He said the fund invests in large U.S. companies such as PayPal Holdings Inc., Davita Inc. and NetApp Inc. that are committed to advancing women. The companies must have a female chair or chief executive officer, or a board or senior management team with at least 30% women representation, plus a robust business outlook, he said. When the fund opened at the end of 2015, the rule was a 20% minimum for the board or senior management.
“While we try to take subjectivity out of the management of the portfolio, we also want to make sure we understand the broad scope of issues related to gender diversity,” De Vassal said. The $28 million fund rose at annual rate of 13.7% during the past five years, underperforming the 17% advance of the Russell 1000 Index.
Jennifer So, manager of the $77 million BMO Women in Leadership Fund, takes a more proactive approach than the Glenmede managers.

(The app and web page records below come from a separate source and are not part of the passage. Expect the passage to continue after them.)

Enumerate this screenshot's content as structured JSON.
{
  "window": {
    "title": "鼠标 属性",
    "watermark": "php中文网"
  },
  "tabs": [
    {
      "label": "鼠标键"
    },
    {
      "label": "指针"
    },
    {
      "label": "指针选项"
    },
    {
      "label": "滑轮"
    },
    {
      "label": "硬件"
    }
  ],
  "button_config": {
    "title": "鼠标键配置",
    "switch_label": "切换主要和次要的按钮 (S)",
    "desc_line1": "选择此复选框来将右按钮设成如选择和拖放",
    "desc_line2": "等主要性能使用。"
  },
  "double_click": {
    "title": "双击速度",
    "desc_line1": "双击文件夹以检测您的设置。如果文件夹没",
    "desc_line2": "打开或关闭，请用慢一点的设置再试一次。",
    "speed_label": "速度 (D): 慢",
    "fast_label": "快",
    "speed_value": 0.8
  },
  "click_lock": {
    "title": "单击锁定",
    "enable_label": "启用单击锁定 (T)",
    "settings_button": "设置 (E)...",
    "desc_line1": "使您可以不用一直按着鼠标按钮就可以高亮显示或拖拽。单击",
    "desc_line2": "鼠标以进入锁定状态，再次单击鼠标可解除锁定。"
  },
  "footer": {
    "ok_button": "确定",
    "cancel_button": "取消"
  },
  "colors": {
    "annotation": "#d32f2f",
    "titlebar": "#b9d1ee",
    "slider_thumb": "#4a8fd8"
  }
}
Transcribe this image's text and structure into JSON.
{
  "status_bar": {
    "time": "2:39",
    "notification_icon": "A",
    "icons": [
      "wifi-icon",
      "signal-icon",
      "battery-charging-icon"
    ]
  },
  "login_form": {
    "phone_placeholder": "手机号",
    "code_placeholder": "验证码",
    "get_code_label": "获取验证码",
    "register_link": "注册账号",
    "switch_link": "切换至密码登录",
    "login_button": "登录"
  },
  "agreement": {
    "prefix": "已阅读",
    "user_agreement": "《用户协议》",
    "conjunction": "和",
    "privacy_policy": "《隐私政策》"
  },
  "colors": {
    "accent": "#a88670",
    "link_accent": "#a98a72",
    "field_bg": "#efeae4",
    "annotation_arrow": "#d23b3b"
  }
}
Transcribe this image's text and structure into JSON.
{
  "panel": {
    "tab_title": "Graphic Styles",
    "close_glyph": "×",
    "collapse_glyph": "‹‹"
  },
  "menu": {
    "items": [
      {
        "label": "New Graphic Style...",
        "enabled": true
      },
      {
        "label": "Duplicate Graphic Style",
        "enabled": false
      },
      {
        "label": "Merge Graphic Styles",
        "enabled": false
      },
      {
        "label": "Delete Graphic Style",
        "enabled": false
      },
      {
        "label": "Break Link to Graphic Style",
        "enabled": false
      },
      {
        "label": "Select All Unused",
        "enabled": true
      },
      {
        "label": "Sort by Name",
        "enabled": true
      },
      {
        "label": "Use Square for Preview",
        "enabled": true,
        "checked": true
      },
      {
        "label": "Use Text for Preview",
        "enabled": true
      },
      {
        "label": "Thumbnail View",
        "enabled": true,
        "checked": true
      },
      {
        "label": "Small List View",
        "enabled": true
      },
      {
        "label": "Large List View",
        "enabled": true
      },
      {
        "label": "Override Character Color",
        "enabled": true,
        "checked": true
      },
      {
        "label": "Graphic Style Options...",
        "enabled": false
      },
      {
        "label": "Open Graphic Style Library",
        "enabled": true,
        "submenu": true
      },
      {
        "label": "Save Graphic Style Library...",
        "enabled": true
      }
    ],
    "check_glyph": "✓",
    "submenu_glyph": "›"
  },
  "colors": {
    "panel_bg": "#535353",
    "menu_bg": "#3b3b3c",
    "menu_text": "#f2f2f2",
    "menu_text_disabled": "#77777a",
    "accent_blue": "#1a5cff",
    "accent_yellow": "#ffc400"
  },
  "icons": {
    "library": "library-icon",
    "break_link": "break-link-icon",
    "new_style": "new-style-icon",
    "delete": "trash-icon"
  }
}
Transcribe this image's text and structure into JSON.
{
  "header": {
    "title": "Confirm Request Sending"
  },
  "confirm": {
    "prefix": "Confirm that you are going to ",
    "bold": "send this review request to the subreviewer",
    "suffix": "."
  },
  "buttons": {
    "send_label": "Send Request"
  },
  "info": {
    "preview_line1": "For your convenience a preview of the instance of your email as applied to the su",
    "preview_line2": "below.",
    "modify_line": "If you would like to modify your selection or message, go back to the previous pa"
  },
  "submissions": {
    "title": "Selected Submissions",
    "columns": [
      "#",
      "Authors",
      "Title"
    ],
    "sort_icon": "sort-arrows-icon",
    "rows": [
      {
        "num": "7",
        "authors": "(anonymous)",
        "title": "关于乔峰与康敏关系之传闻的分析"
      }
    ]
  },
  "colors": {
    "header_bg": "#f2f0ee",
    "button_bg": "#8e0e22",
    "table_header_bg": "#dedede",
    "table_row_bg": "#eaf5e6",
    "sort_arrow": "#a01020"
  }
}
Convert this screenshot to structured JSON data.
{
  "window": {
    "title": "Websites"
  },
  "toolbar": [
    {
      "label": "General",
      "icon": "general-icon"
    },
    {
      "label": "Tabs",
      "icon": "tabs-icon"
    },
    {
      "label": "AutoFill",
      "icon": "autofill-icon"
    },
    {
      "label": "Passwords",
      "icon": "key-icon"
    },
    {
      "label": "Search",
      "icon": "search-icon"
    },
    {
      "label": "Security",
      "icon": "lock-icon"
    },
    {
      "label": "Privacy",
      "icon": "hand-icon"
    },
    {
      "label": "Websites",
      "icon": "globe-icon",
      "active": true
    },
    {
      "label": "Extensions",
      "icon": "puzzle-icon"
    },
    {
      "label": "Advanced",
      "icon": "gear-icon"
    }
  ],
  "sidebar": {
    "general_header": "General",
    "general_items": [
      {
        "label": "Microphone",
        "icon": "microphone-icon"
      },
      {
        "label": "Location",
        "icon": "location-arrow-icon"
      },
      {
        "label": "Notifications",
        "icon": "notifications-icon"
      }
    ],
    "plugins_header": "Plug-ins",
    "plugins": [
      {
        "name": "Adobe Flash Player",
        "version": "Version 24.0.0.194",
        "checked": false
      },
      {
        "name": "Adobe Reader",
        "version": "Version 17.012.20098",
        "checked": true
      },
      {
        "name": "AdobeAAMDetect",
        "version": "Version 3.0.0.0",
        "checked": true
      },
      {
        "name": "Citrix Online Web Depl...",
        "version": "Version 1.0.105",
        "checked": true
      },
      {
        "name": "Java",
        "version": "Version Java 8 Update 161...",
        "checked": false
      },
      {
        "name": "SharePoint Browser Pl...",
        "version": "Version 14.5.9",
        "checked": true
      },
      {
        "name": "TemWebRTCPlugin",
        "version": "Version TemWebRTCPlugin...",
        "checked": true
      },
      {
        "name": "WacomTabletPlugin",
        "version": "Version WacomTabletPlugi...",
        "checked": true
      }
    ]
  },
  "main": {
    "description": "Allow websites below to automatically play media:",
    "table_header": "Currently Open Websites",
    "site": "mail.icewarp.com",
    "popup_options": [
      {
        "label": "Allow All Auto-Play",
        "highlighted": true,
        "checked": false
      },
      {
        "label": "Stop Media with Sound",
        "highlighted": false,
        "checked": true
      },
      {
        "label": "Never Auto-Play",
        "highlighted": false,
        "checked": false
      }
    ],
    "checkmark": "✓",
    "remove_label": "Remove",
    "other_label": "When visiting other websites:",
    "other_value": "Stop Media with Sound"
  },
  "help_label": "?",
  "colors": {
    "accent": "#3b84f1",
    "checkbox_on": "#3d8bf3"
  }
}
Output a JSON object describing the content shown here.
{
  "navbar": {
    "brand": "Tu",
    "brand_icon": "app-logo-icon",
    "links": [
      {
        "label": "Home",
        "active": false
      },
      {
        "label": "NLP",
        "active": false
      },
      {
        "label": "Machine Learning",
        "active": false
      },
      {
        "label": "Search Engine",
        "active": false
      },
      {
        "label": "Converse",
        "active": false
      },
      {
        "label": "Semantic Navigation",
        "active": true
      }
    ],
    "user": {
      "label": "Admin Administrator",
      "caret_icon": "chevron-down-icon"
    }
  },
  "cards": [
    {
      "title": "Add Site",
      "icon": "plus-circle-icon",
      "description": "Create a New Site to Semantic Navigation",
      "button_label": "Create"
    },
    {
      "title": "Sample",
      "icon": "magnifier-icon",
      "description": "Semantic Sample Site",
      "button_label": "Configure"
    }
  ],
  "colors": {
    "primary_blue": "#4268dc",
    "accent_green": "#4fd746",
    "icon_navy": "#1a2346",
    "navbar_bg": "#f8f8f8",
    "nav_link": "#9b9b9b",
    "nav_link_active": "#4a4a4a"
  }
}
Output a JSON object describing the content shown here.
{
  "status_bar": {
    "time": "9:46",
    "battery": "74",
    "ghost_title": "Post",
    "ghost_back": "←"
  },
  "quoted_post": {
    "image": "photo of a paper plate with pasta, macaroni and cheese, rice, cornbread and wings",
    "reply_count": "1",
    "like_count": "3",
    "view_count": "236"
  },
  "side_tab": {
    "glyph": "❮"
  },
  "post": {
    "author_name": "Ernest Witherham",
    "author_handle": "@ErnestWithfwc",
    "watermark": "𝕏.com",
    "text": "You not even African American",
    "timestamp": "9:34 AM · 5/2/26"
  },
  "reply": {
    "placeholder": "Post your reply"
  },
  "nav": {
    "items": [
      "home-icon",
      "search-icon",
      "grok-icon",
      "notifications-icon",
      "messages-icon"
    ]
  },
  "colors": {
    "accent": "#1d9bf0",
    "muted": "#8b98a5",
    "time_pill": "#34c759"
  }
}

"We’ve been talking to all our companies about how they’re supporting employees with a focus on women during Covid," said So, adding that she has spoken in the past few months with the managements at companies including Microsoft and Verisk Analytics Inc., as well as officials at her own firm, Bank of Montreal.
She points to companies like Microsoft, one of her largest holdings, that have really looked after their employees during the pandemic. Microsoft has provided extended parental leave to help employees deal with childcare gaps during Covid-19 and initiated other programs to assist workers, she said.
Canadian National Railway Co., another of the BMO fund’s investments, recently formed an aboriginal advisory group to represent provinces across the country, So said. The group will make recommendations and meet four times a year with the CEO and board. The company also plans to have 50% women representation on its board, perhaps as soon as this year, she said.
So has been managing the BMO fund from Toronto since August 2018, and in that time, it rose at an annual rate of 10%, compared with the 8.9% increase of the S&P/Toronto Stock Exchange Composite Index and the 16% gain of the S&P 500 Index.
So also singled out Adobe Inc. as a top company from a gender-diversity standpoint. The software maker hires just as many women as men to entry-level positions, providing a robust pipeline for future promotion, So said. Currently, the company promotes 72 women for every 100 men. While that’s not parity, it shows how seriously Adobe takes the gender issue as employees “move up the ladder,” she said.
In December, Adobe said its female workers earn 99% as much as men, becoming the first major U.S. tech company to disclose worldwide median pay based on gender. For the U.S. as a whole, women earned about 82 cents for every $1 that men took home in 2019, according to the latest figures from the Bureau of Labor Statistics. In 1979, the first year in which this data were available, women’s earnings were 62% of men’s.
“The gap is narrowing, but it’s still too wide,” So said.
--With assistance from Catarina Saraiva.
To contact the author of this story:
Tim Quinson in New York at [email protected]